Rationale Anaphylaxis is a life-threatening paediatric emergency. Many food allergic patients are unsure when to use their epinephrine auto-injectors. This contributes to a low quality of life and worse outcomes in the setting of an acute allergic reaction. We assessed the effectiveness of 24-hr telephone access to specialist advice in improving their quality of life. Methods 52 children (<16 years) with food allergy, trained in epinephrine auto-injector use, were recruited from a hospital-based paediatric allergy clinic. Baseline disease-specific quality of life was ascertained using the validated Food Allergy Quality of Life Questionnaire (FAQLQ). Participants were then centrally randomised for a period of 6 months to the 24-hr telephone specialist support line or to usual care. The primary outcome measure of interest was a change in FAQLQ scores, at 1 and 6 months post-randomisation, compared to baseline. Analysis was performed, blind to group allocation, on an intention-to-treat basis using a 2×3 repeated measures within-between analysis of variance. Results FAQLQ scores, equal at baseline, changed over time with a significant difference evident at 6 months but not at 1 month between study arms (F=6.376; p <0.05). The mean square of the differences between the groups was 8.8 points. Post hoc analysis suggests children with prior anaphylaxis and females derived most benefit from the intervention.
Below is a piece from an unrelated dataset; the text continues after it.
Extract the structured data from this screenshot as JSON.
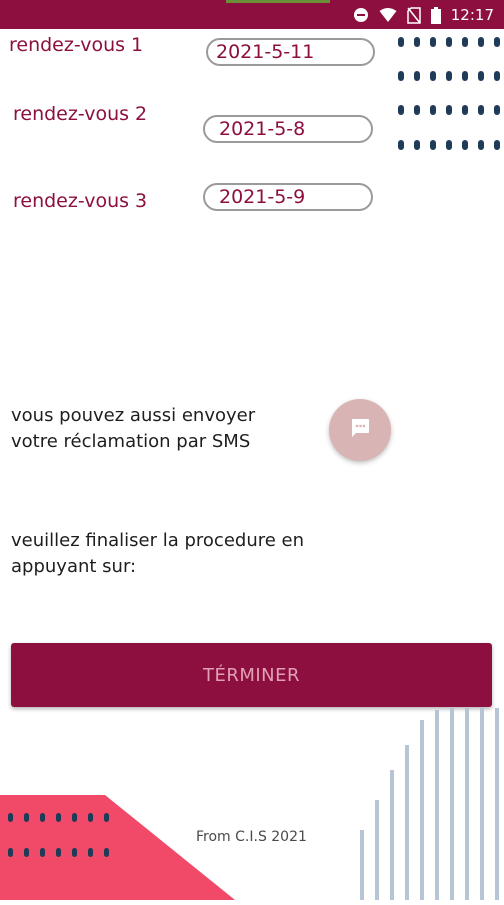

Conclusions 24h helpline access significantly improved disease-specific quality of life over a 6 month period, compared to usual care. To our knowledge this is one of the world’s first randomised clinical trials in the management of children at high risk of anaphylaxis.
|Number of pages||1|
|Journal||Journal of Allergy and Clinical Immunology|
|Publication status||Published - 1 Feb 2013|
|Event||Annual Meeting of the American Academy of Allergy, Asthma and Immunology (AAAAI) - San Antonio|
Duration: 22 Feb 2013 → 26 Feb 2013